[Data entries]
▽

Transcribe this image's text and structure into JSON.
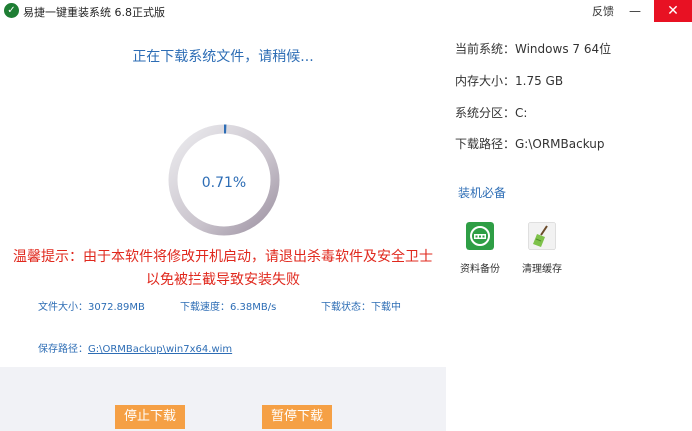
{
  "window": {
    "title": "易捷一键重装系统 6.8正式版",
    "feedback": "反馈",
    "minimize": "—",
    "close": "✕",
    "logo_glyph": "✓"
  },
  "download": {
    "status_title": "正在下载系统文件，请稍候...",
    "progress_text": "0.71%",
    "progress_value": 0.71,
    "warning_line1": "温馨提示：由于本软件将修改开机启动，请退出杀毒软件及安全卫士",
    "warning_line2": "以免被拦截导致安装失败",
    "file_size": "文件大小：3072.89MB",
    "speed": "下载速度：6.38MB/s",
    "state": "下载状态：下载中",
    "save_path_label": "保存路径：",
    "save_path_value": "G:\\ORMBackup\\win7x64.wim",
    "stop_button": "停止下载",
    "pause_button": "暂停下载"
  },
  "system_info": {
    "current_system": "当前系统：Windows 7 64位",
    "memory": "内存大小：1.75 GB",
    "partition": "系统分区：C:",
    "download_path": "下载路径：G:\\ORMBackup"
  },
  "tools": {
    "section_title": "装机必备",
    "items": [
      {
        "label": "资料备份",
        "icon": "backup-icon"
      },
      {
        "label": "清理缓存",
        "icon": "broom-icon"
      }
    ]
  },
  "colors": {
    "accent": "#2d6db5",
    "warning": "#e0281d",
    "button": "#f5a045",
    "close": "#e81123"
  }
}
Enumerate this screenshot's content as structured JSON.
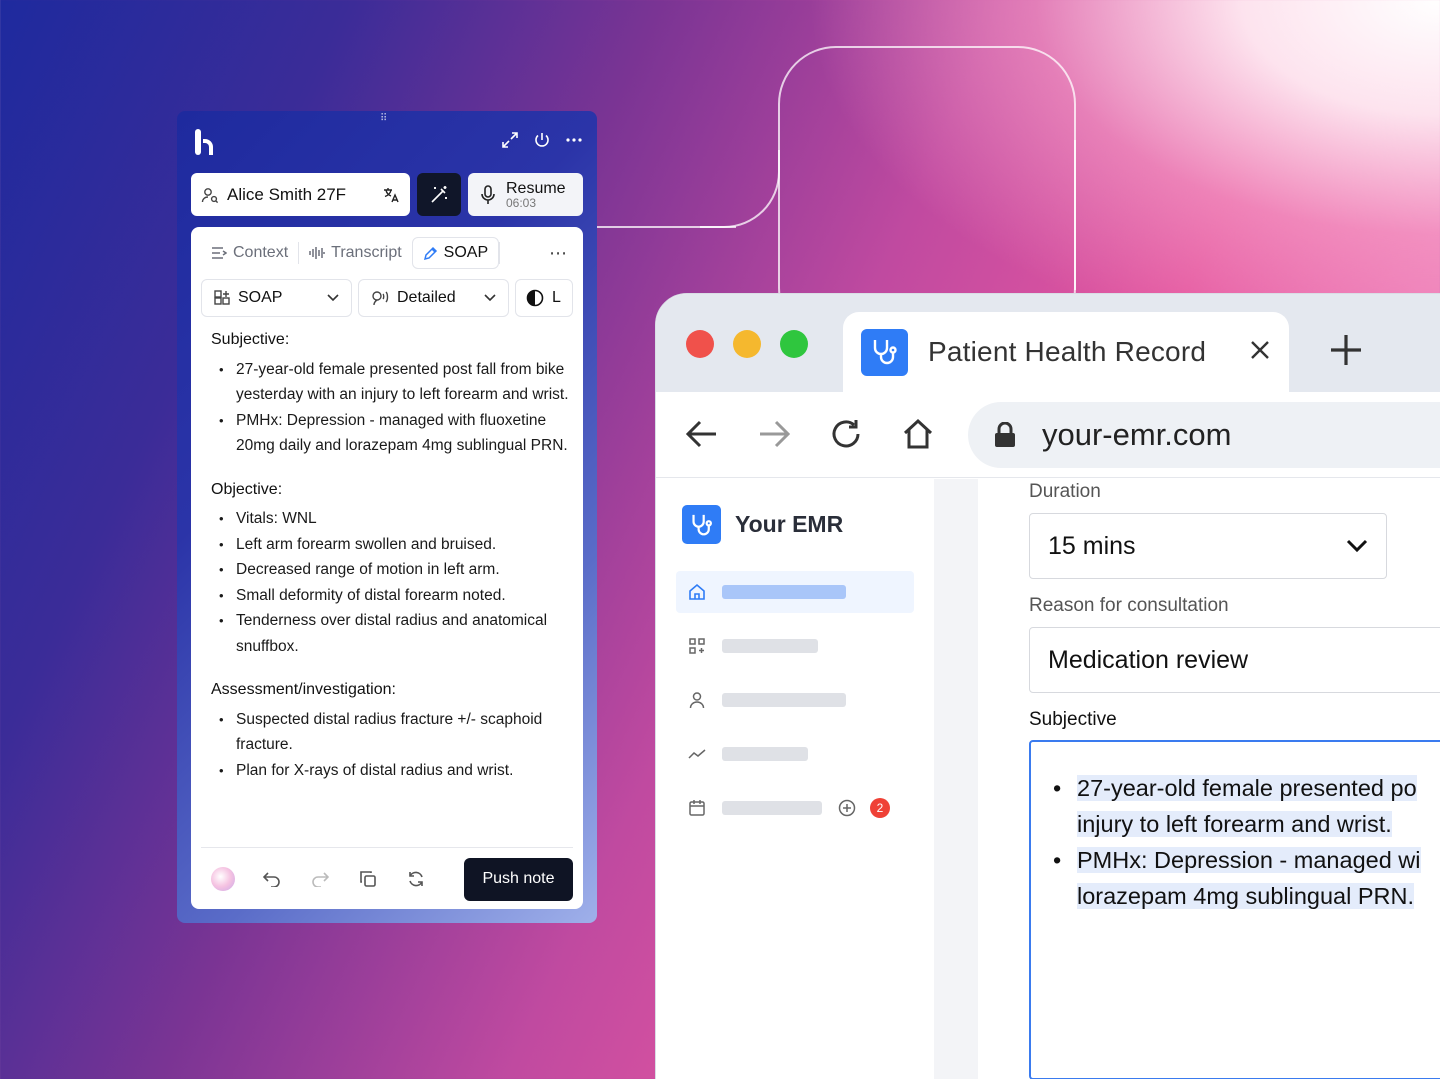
{
  "widget": {
    "patient_name": "Alice Smith 27F",
    "resume_label": "Resume",
    "resume_time": "06:03",
    "tabs": {
      "context": "Context",
      "transcript": "Transcript",
      "soap": "SOAP"
    },
    "selectors": {
      "template": "SOAP",
      "detail": "Detailed",
      "language": "L"
    },
    "note": {
      "subjective_title": "Subjective:",
      "subjective": [
        "27-year-old female presented post fall from bike yesterday with an injury to left forearm and wrist.",
        "PMHx: Depression - managed with fluoxetine 20mg daily and lorazepam 4mg sublingual PRN."
      ],
      "objective_title": "Objective:",
      "objective": [
        "Vitals: WNL",
        "Left arm forearm swollen and bruised.",
        "Decreased range of motion in left arm.",
        "Small deformity of distal forearm noted.",
        "Tenderness over distal radius and anatomical snuffbox."
      ],
      "assessment_title": "Assessment/investigation:",
      "assessment": [
        "Suspected distal radius fracture +/- scaphoid fracture.",
        "Plan for X-rays of distal radius and wrist."
      ]
    },
    "push_note": "Push note"
  },
  "browser": {
    "tab_title": "Patient Health Record",
    "url": "your-emr.com",
    "emr_name": "Your EMR",
    "badge_count": "2",
    "form": {
      "duration_label": "Duration",
      "duration_value": "15 mins",
      "reason_label": "Reason for consultation",
      "reason_value": "Medication review",
      "subjective_label": "Subjective",
      "subjective_lines": [
        "27-year-old female presented po",
        "injury to left forearm and wrist.",
        "PMHx: Depression - managed wi",
        "lorazepam 4mg sublingual PRN."
      ]
    }
  },
  "colors": {
    "accent_blue": "#2f7cf6",
    "dark_button": "#0f1424",
    "traffic_red": "#f0514b",
    "traffic_yellow": "#f5b82e",
    "traffic_green": "#2fc63e",
    "badge_red": "#ef4136"
  }
}
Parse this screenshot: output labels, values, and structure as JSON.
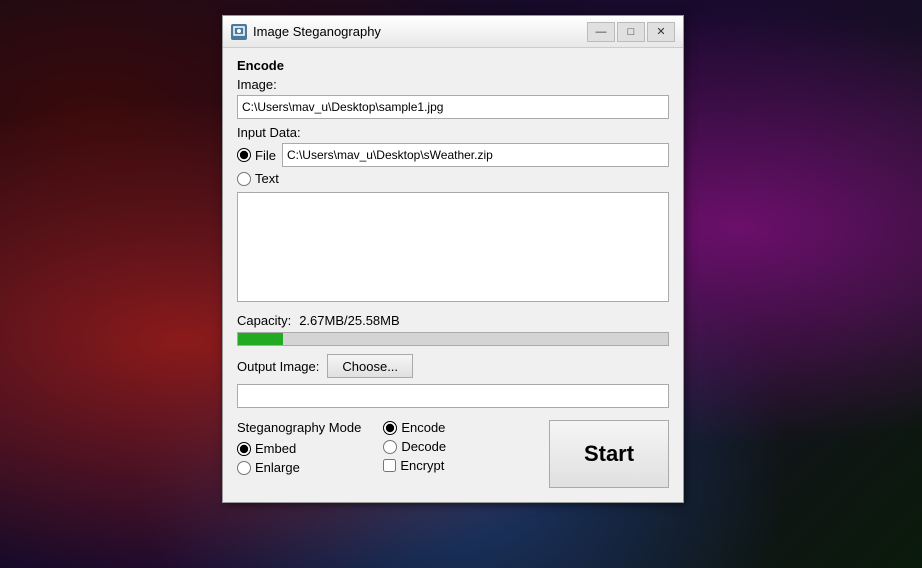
{
  "app": {
    "title": "Image Steganography",
    "icon": "steg-icon"
  },
  "titlebar": {
    "minimize_label": "—",
    "maximize_label": "□",
    "close_label": "✕"
  },
  "encode": {
    "section_label": "Encode",
    "image_label": "Image:",
    "image_value": "C:\\Users\\mav_u\\Desktop\\sample1.jpg",
    "input_data_label": "Input Data:",
    "file_label": "File",
    "file_value": "C:\\Users\\mav_u\\Desktop\\sWeather.zip",
    "text_label": "Text",
    "text_value": "",
    "capacity_label": "Capacity:",
    "capacity_value": "2.67MB/25.58MB",
    "progress_percent": 10.4,
    "output_image_label": "Output Image:",
    "choose_label": "Choose...",
    "output_image_value": ""
  },
  "steganography_mode": {
    "label": "Steganography Mode",
    "embed_label": "Embed",
    "embed_checked": true,
    "enlarge_label": "Enlarge",
    "enlarge_checked": false
  },
  "encode_decode": {
    "encode_label": "Encode",
    "encode_checked": true,
    "decode_label": "Decode",
    "decode_checked": false,
    "encrypt_label": "Encrypt",
    "encrypt_checked": false
  },
  "start_button": {
    "label": "Start"
  }
}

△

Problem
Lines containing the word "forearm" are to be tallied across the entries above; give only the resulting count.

Result of the task
4